:: Work order ::
Restate the following data in its entirety, word for word and without images.

:: Interface dataset entries ::
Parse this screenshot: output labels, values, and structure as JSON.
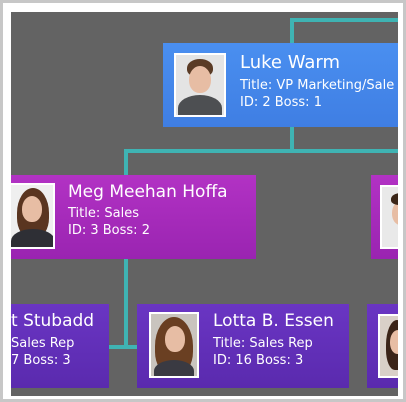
{
  "diagram": {
    "nodes": [
      {
        "id": "luke",
        "name": "Luke Warm",
        "title": "Title: VP Marketing/Sale",
        "idboss": "ID: 2  Boss: 1",
        "photo": "man-avatar"
      },
      {
        "id": "meg",
        "name": "Meg Meehan Hoffa",
        "title": "Title: Sales",
        "idboss": "ID: 3  Boss: 2",
        "photo": "woman-avatar"
      },
      {
        "id": "stubadd",
        "name": "t Stubadd",
        "title": "Sales Rep",
        "idboss": "7  Boss: 3",
        "photo": ""
      },
      {
        "id": "lotta",
        "name": "Lotta B. Essen",
        "title": "Title:  Sales Rep",
        "idboss": "ID: 16  Boss: 3",
        "photo": "woman-avatar"
      }
    ],
    "colors": {
      "background": "#636363",
      "connector": "#3fb3b3",
      "blue_node": "#4485ea",
      "magenta_node": "#a52bbb",
      "violet_node": "#5f2fb8"
    }
  }
}
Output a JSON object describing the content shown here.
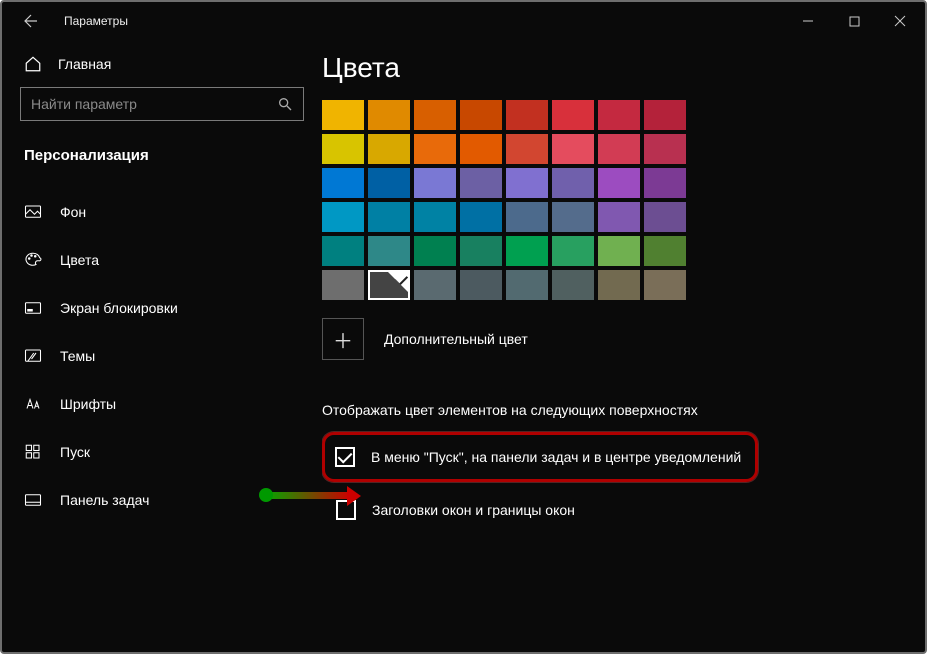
{
  "window": {
    "title": "Параметры"
  },
  "sidebar": {
    "home": "Главная",
    "search_placeholder": "Найти параметр",
    "section": "Персонализация",
    "items": [
      {
        "label": "Фон"
      },
      {
        "label": "Цвета"
      },
      {
        "label": "Экран блокировки"
      },
      {
        "label": "Темы"
      },
      {
        "label": "Шрифты"
      },
      {
        "label": "Пуск"
      },
      {
        "label": "Панель задач"
      }
    ]
  },
  "main": {
    "heading": "Цвета",
    "swatches": [
      [
        "#f0b400",
        "#e08a00",
        "#d85f00",
        "#c84800",
        "#c23020",
        "#d8303b",
        "#c42940",
        "#b4223a"
      ],
      [
        "#d8c400",
        "#d8a800",
        "#e86a0a",
        "#e25a00",
        "#d24630",
        "#e44c5e",
        "#d23c54",
        "#b83050"
      ],
      [
        "#0078d4",
        "#0060a4",
        "#7a78d4",
        "#6c60a4",
        "#8070d0",
        "#7060ac",
        "#9c4cc0",
        "#7c3a94"
      ],
      [
        "#0098c4",
        "#0080a4",
        "#0082a4",
        "#0070a4",
        "#4c6a8c",
        "#546c8c",
        "#8058b0",
        "#6c4e92"
      ],
      [
        "#008080",
        "#2e8888",
        "#008050",
        "#188060",
        "#00a050",
        "#28a060",
        "#70b050",
        "#508030"
      ],
      [
        "#6e6e6e",
        "#444444",
        "#5a6a70",
        "#4c5a60",
        "#526a70",
        "#506060",
        "#726a50",
        "#7a6e58"
      ]
    ],
    "selected": {
      "row": 5,
      "col": 1
    },
    "add_color": "Дополнительный цвет",
    "surfaces_heading": "Отображать цвет элементов на следующих поверхностях",
    "check_start": "В меню \"Пуск\", на панели задач и в центре уведомлений",
    "check_titlebars": "Заголовки окон и границы окон"
  }
}
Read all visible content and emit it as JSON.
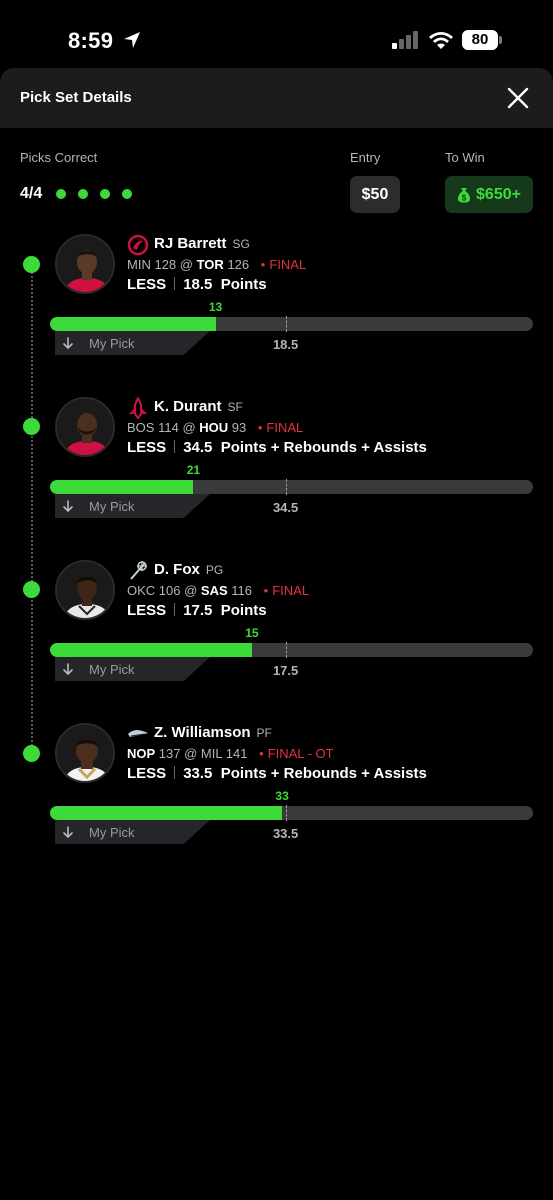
{
  "status_bar": {
    "time": "8:59",
    "battery": "80",
    "icons": [
      "location-arrow-icon",
      "cellular-signal-icon",
      "wifi-icon",
      "battery-icon"
    ]
  },
  "header": {
    "title": "Pick Set Details",
    "close_icon": "close-icon"
  },
  "summary": {
    "picks_correct_label": "Picks Correct",
    "picks_correct_value": "4/4",
    "correct_dots": 4,
    "entry_label": "Entry",
    "entry_value": "$50",
    "to_win_label": "To Win",
    "to_win_value": "$650+",
    "to_win_icon": "money-bag-icon"
  },
  "colors": {
    "accent": "#3ddb3a",
    "final": "#e5333f",
    "background": "#000000"
  },
  "my_pick_label": "My Pick",
  "picks": [
    {
      "name": "RJ Barrett",
      "position": "SG",
      "team_icon": "raptors-logo-icon",
      "away_team": "MIN",
      "away_score": "128",
      "home_team": "TOR",
      "home_score": "126",
      "bold_team": "home",
      "status": "FINAL",
      "direction": "LESS",
      "line": "18.5",
      "stat": "Points",
      "actual": "13",
      "actual_value": 13,
      "line_value": 18.5
    },
    {
      "name": "K. Durant",
      "position": "SF",
      "team_icon": "rockets-logo-icon",
      "away_team": "BOS",
      "away_score": "114",
      "home_team": "HOU",
      "home_score": "93",
      "bold_team": "home",
      "status": "FINAL",
      "direction": "LESS",
      "line": "34.5",
      "stat": "Points + Rebounds + Assists",
      "actual": "21",
      "actual_value": 21,
      "line_value": 34.5
    },
    {
      "name": "D. Fox",
      "position": "PG",
      "team_icon": "spurs-logo-icon",
      "away_team": "OKC",
      "away_score": "106",
      "home_team": "SAS",
      "home_score": "116",
      "bold_team": "home",
      "status": "FINAL",
      "direction": "LESS",
      "line": "17.5",
      "stat": "Points",
      "actual": "15",
      "actual_value": 15,
      "line_value": 17.5
    },
    {
      "name": "Z. Williamson",
      "position": "PF",
      "team_icon": "pelicans-logo-icon",
      "away_team": "NOP",
      "away_score": "137",
      "home_team": "MIL",
      "home_score": "141",
      "bold_team": "away",
      "status": "FINAL - OT",
      "direction": "LESS",
      "line": "33.5",
      "stat": "Points + Rebounds + Assists",
      "actual": "33",
      "actual_value": 33,
      "line_value": 33.5
    }
  ]
}
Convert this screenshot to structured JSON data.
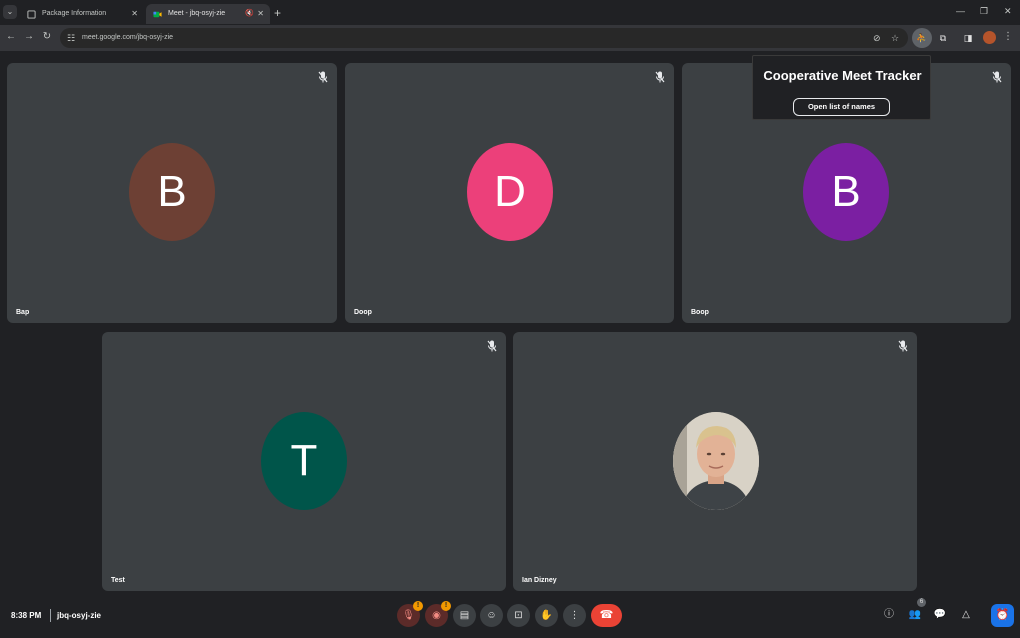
{
  "browser": {
    "tabs": [
      {
        "title": "Package Information",
        "active": false
      },
      {
        "title": "Meet - jbq-osyj-zie",
        "active": true
      }
    ],
    "url": "meet.google.com/jbq-osyj-zie"
  },
  "extension_popup": {
    "title": "Cooperative Meet Tracker",
    "button_label": "Open list of names"
  },
  "participants": [
    {
      "name": "Bap",
      "initial": "B",
      "color": "#6d4034"
    },
    {
      "name": "Doop",
      "initial": "D",
      "color": "#ec407a"
    },
    {
      "name": "Boop",
      "initial": "B",
      "color": "#7b1fa2"
    },
    {
      "name": "Test",
      "initial": "T",
      "color": "#00554a"
    },
    {
      "name": "Ian Dizney",
      "initial": "",
      "color": "#c9c3b8"
    }
  ],
  "meeting": {
    "time": "8:38 PM",
    "code": "jbq-osyj-zie",
    "people_count": "6"
  },
  "icons": {
    "mic_off": "mic-off-icon",
    "camera_off": "camera-off-icon",
    "captions": "captions-icon",
    "emoji": "emoji-icon",
    "present": "present-icon",
    "raise_hand": "raise-hand-icon",
    "more": "more-options-icon",
    "end_call": "end-call-icon",
    "info": "info-icon",
    "people": "people-icon",
    "chat": "chat-icon",
    "activities": "activities-icon",
    "host_controls": "host-controls-icon"
  }
}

:: Your response ::
Parse this screenshot: output labels, values, and structure as JSON.
{
  "diagram": {
    "nodes": [
      {
        "id": "luke",
        "name": "Luke Warm",
        "title": "Title: VP Marketing/Sale",
        "idboss": "ID: 2  Boss: 1",
        "photo": "man-avatar"
      },
      {
        "id": "meg",
        "name": "Meg Meehan Hoffa",
        "title": "Title: Sales",
        "idboss": "ID: 3  Boss: 2",
        "photo": "woman-avatar"
      },
      {
        "id": "stubadd",
        "name": "t Stubadd",
        "title": "Sales Rep",
        "idboss": "7  Boss: 3",
        "photo": ""
      },
      {
        "id": "lotta",
        "name": "Lotta B. Essen",
        "title": "Title:  Sales Rep",
        "idboss": "ID: 16  Boss: 3",
        "photo": "woman-avatar"
      }
    ],
    "colors": {
      "background": "#636363",
      "connector": "#3fb3b3",
      "blue_node": "#4485ea",
      "magenta_node": "#a52bbb",
      "violet_node": "#5f2fb8"
    }
  }
}
Output a JSON object describing the content shown here.
{
  "window": {
    "title": "Параметры"
  },
  "sidebar": {
    "home": "Главная",
    "search_placeholder": "Найти параметр",
    "section": "Персонализация",
    "items": [
      {
        "label": "Фон"
      },
      {
        "label": "Цвета"
      },
      {
        "label": "Экран блокировки"
      },
      {
        "label": "Темы"
      },
      {
        "label": "Шрифты"
      },
      {
        "label": "Пуск"
      },
      {
        "label": "Панель задач"
      }
    ]
  },
  "main": {
    "heading": "Цвета",
    "swatches": [
      [
        "#f0b400",
        "#e08a00",
        "#d85f00",
        "#c84800",
        "#c23020",
        "#d8303b",
        "#c42940",
        "#b4223a"
      ],
      [
        "#d8c400",
        "#d8a800",
        "#e86a0a",
        "#e25a00",
        "#d24630",
        "#e44c5e",
        "#d23c54",
        "#b83050"
      ],
      [
        "#0078d4",
        "#0060a4",
        "#7a78d4",
        "#6c60a4",
        "#8070d0",
        "#7060ac",
        "#9c4cc0",
        "#7c3a94"
      ],
      [
        "#0098c4",
        "#0080a4",
        "#0082a4",
        "#0070a4",
        "#4c6a8c",
        "#546c8c",
        "#8058b0",
        "#6c4e92"
      ],
      [
        "#008080",
        "#2e8888",
        "#008050",
        "#188060",
        "#00a050",
        "#28a060",
        "#70b050",
        "#508030"
      ],
      [
        "#6e6e6e",
        "#444444",
        "#5a6a70",
        "#4c5a60",
        "#526a70",
        "#506060",
        "#726a50",
        "#7a6e58"
      ]
    ],
    "selected": {
      "row": 5,
      "col": 1
    },
    "add_color": "Дополнительный цвет",
    "surfaces_heading": "Отображать цвет элементов на следующих поверхностях",
    "check_start": "В меню \"Пуск\", на панели задач и в центре уведомлений",
    "check_titlebars": "Заголовки окон и границы окон"
  }
}
Read all visible content and emit it as JSON.
{
  "status_bar": {
    "time": "8:59",
    "battery": "80",
    "icons": [
      "location-arrow-icon",
      "cellular-signal-icon",
      "wifi-icon",
      "battery-icon"
    ]
  },
  "header": {
    "title": "Pick Set Details",
    "close_icon": "close-icon"
  },
  "summary": {
    "picks_correct_label": "Picks Correct",
    "picks_correct_value": "4/4",
    "correct_dots": 4,
    "entry_label": "Entry",
    "entry_value": "$50",
    "to_win_label": "To Win",
    "to_win_value": "$650+",
    "to_win_icon": "money-bag-icon"
  },
  "colors": {
    "accent": "#3ddb3a",
    "final": "#e5333f",
    "background": "#000000"
  },
  "my_pick_label": "My Pick",
  "picks": [
    {
      "name": "RJ Barrett",
      "position": "SG",
      "team_icon": "raptors-logo-icon",
      "away_team": "MIN",
      "away_score": "128",
      "home_team": "TOR",
      "home_score": "126",
      "bold_team": "home",
      "status": "FINAL",
      "direction": "LESS",
      "line": "18.5",
      "stat": "Points",
      "actual": "13",
      "actual_value": 13,
      "line_value": 18.5
    },
    {
      "name": "K. Durant",
      "position": "SF",
      "team_icon": "rockets-logo-icon",
      "away_team": "BOS",
      "away_score": "114",
      "home_team": "HOU",
      "home_score": "93",
      "bold_team": "home",
      "status": "FINAL",
      "direction": "LESS",
      "line": "34.5",
      "stat": "Points + Rebounds + Assists",
      "actual": "21",
      "actual_value": 21,
      "line_value": 34.5
    },
    {
      "name": "D. Fox",
      "position": "PG",
      "team_icon": "spurs-logo-icon",
      "away_team": "OKC",
      "away_score": "106",
      "home_team": "SAS",
      "home_score": "116",
      "bold_team": "home",
      "status": "FINAL",
      "direction": "LESS",
      "line": "17.5",
      "stat": "Points",
      "actual": "15",
      "actual_value": 15,
      "line_value": 17.5
    },
    {
      "name": "Z. Williamson",
      "position": "PF",
      "team_icon": "pelicans-logo-icon",
      "away_team": "NOP",
      "away_score": "137",
      "home_team": "MIL",
      "home_score": "141",
      "bold_team": "away",
      "status": "FINAL - OT",
      "direction": "LESS",
      "line": "33.5",
      "stat": "Points + Rebounds + Assists",
      "actual": "33",
      "actual_value": 33,
      "line_value": 33.5
    }
  ]
}
Convert this screenshot to structured JSON data.
{
  "browser": {
    "tabs": [
      {
        "title": "Package Information",
        "active": false
      },
      {
        "title": "Meet - jbq-osyj-zie",
        "active": true
      }
    ],
    "url": "meet.google.com/jbq-osyj-zie"
  },
  "extension_popup": {
    "title": "Cooperative Meet Tracker",
    "button_label": "Open list of names"
  },
  "participants": [
    {
      "name": "Bap",
      "initial": "B",
      "color": "#6d4034"
    },
    {
      "name": "Doop",
      "initial": "D",
      "color": "#ec407a"
    },
    {
      "name": "Boop",
      "initial": "B",
      "color": "#7b1fa2"
    },
    {
      "name": "Test",
      "initial": "T",
      "color": "#00554a"
    },
    {
      "name": "Ian Dizney",
      "initial": "",
      "color": "#c9c3b8"
    }
  ],
  "meeting": {
    "time": "8:38 PM",
    "code": "jbq-osyj-zie",
    "people_count": "6"
  },
  "icons": {
    "mic_off": "mic-off-icon",
    "camera_off": "camera-off-icon",
    "captions": "captions-icon",
    "emoji": "emoji-icon",
    "present": "present-icon",
    "raise_hand": "raise-hand-icon",
    "more": "more-options-icon",
    "end_call": "end-call-icon",
    "info": "info-icon",
    "people": "people-icon",
    "chat": "chat-icon",
    "activities": "activities-icon",
    "host_controls": "host-controls-icon"
  }
}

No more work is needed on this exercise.